**Required work**
Retype the data that follows, keeping every character the same.

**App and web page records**
======
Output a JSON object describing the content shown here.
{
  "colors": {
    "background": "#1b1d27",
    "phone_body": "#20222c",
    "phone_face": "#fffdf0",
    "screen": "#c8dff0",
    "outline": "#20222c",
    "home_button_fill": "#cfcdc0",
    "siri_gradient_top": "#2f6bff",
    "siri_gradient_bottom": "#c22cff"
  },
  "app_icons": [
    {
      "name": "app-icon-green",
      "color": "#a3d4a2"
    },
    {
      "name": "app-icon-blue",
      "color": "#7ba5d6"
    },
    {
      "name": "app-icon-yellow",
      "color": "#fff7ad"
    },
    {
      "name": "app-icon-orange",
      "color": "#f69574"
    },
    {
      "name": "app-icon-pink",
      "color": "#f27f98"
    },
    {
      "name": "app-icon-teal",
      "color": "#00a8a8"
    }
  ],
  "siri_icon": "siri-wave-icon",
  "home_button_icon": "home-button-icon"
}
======
**Your solution**
Output a JSON object describing the content shown here.
{
  "colors": {
    "background": "#1b1d27",
    "phone_body": "#20222c",
    "phone_face": "#fffdf0",
    "screen": "#c8dff0",
    "outline": "#20222c",
    "home_button_fill": "#cfcdc0",
    "siri_gradient_top": "#2f6bff",
    "siri_gradient_bottom": "#c22cff"
  },
  "app_icons": [
    {
      "name": "app-icon-green",
      "color": "#a3d4a2"
    },
    {
      "name": "app-icon-blue",
      "color": "#7ba5d6"
    },
    {
      "name": "app-icon-yellow",
      "color": "#fff7ad"
    },
    {
      "name": "app-icon-orange",
      "color": "#f69574"
    },
    {
      "name": "app-icon-pink",
      "color": "#f27f98"
    },
    {
      "name": "app-icon-teal",
      "color": "#00a8a8"
    }
  ],
  "siri_icon": "siri-wave-icon",
  "home_button_icon": "home-button-icon"
}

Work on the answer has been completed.